**Exercise aim**
Extract all lines in the data that contain the word "Nicois".

↓

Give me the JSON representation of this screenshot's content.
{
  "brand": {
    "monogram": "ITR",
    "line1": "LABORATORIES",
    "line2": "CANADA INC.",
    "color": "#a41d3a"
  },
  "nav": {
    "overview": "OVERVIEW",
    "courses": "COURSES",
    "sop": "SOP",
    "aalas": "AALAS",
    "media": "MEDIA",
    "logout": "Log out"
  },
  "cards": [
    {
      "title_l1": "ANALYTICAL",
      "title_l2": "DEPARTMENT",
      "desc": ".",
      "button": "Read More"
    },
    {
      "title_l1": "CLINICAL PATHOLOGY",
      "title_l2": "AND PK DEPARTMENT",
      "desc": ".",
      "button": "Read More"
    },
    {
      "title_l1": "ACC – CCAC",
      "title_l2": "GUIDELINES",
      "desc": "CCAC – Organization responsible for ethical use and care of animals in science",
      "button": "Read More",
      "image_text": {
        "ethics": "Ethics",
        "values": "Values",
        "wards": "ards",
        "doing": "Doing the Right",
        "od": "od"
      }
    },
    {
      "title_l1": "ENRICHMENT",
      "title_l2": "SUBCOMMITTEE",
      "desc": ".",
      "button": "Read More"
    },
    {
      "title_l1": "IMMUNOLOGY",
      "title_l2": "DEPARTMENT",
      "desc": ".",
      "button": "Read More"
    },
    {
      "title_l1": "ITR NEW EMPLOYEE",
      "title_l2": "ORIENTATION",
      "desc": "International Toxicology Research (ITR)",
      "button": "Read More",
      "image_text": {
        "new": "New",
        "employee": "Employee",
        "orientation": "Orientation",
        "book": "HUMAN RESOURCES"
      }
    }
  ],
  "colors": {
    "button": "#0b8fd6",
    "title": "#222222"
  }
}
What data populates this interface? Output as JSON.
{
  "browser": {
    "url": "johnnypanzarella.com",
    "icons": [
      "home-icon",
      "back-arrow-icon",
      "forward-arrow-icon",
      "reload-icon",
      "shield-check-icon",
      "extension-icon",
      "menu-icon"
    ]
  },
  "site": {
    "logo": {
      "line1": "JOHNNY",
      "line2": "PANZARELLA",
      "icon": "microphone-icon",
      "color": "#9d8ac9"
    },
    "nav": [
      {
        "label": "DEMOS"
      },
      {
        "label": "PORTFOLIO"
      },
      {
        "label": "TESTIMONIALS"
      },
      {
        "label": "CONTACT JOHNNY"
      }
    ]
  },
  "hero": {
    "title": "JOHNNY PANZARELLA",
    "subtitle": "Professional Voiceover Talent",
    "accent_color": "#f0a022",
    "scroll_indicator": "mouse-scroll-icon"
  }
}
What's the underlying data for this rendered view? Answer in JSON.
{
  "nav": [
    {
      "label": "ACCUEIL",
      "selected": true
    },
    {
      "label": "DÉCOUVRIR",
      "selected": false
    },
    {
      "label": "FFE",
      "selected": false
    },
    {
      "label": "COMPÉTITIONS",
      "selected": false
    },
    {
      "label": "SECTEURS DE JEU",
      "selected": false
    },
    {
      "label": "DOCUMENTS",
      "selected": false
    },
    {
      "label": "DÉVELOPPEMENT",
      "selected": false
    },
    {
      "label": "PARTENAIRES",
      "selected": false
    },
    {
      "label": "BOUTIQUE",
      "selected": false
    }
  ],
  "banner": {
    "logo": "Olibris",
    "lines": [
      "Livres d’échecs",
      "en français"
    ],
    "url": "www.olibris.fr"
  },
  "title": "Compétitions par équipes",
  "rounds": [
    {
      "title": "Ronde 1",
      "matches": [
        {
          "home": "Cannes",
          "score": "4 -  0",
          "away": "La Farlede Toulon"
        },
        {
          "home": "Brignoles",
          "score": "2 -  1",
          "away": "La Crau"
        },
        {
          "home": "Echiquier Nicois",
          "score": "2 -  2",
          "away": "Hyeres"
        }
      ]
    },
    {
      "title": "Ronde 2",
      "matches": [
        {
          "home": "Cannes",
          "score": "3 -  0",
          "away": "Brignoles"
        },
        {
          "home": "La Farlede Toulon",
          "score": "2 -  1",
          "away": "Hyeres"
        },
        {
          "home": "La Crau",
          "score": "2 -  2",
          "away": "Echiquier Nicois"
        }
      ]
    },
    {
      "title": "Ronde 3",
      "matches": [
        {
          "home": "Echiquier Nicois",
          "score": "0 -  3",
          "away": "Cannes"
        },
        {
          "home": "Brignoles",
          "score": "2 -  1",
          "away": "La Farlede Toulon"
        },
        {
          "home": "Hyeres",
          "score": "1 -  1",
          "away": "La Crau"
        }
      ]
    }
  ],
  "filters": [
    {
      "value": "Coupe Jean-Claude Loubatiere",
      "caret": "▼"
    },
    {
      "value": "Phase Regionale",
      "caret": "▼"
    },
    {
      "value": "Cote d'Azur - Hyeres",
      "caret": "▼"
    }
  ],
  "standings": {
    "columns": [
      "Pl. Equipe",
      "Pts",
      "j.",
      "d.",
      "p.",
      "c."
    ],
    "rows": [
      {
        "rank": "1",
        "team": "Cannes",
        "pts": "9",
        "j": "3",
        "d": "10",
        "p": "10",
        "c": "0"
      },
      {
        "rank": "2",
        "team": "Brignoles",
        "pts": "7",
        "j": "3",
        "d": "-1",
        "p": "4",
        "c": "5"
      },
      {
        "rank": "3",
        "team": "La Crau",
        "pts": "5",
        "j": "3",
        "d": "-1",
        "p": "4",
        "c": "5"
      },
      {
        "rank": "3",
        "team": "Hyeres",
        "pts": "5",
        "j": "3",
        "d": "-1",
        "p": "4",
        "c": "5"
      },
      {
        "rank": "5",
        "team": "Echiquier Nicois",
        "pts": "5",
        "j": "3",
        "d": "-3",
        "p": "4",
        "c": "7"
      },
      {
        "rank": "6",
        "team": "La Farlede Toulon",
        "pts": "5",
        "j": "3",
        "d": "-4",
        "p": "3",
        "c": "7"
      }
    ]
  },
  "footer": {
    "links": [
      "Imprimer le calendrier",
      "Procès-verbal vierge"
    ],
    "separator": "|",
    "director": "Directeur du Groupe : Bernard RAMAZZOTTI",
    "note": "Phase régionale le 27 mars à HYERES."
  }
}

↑

**Output of the task**
          "home": "Echiquier Nicois",
          "away": "Echiquier Nicois"
          "home": "Echiquier Nicois",
        "team": "Echiquier Nicois",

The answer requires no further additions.